Exercise details: How many lines of the entries below include the word "indent"? Answer with the number alone.

Data for the task:
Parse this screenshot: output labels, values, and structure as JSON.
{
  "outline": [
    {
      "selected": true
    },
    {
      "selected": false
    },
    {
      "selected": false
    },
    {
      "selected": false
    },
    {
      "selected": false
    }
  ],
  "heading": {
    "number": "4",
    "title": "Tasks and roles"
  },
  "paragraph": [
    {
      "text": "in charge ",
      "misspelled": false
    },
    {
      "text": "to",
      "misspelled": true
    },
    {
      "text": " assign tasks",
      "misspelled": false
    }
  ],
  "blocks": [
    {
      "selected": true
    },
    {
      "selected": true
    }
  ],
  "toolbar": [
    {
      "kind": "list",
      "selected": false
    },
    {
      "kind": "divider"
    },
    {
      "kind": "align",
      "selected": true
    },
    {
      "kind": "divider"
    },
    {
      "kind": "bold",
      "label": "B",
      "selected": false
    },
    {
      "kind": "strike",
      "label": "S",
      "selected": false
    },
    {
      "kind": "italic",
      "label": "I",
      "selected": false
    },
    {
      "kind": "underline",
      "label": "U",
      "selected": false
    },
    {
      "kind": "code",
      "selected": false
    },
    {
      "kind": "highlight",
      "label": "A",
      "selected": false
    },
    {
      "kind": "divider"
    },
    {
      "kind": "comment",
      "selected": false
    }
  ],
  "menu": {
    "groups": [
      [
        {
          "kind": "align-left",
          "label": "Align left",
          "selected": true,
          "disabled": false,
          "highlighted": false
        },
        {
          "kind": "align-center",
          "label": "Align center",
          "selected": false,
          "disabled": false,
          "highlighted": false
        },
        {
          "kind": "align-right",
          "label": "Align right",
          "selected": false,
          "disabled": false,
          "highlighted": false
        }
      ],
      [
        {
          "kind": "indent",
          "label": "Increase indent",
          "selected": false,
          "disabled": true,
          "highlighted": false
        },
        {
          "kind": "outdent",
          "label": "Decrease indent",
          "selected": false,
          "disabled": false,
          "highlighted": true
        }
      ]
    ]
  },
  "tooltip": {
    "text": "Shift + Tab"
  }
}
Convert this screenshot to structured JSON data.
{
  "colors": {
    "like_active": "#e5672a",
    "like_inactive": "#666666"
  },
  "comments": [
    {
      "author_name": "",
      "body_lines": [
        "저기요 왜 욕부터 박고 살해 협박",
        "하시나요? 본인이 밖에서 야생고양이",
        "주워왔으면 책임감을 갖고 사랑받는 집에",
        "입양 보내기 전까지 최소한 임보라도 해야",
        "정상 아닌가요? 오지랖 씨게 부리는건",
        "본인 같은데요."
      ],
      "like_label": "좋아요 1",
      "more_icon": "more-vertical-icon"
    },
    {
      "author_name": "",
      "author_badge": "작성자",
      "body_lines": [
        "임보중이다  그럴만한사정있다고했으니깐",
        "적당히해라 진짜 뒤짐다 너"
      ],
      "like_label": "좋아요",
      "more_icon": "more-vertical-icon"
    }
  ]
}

Problem solution: 3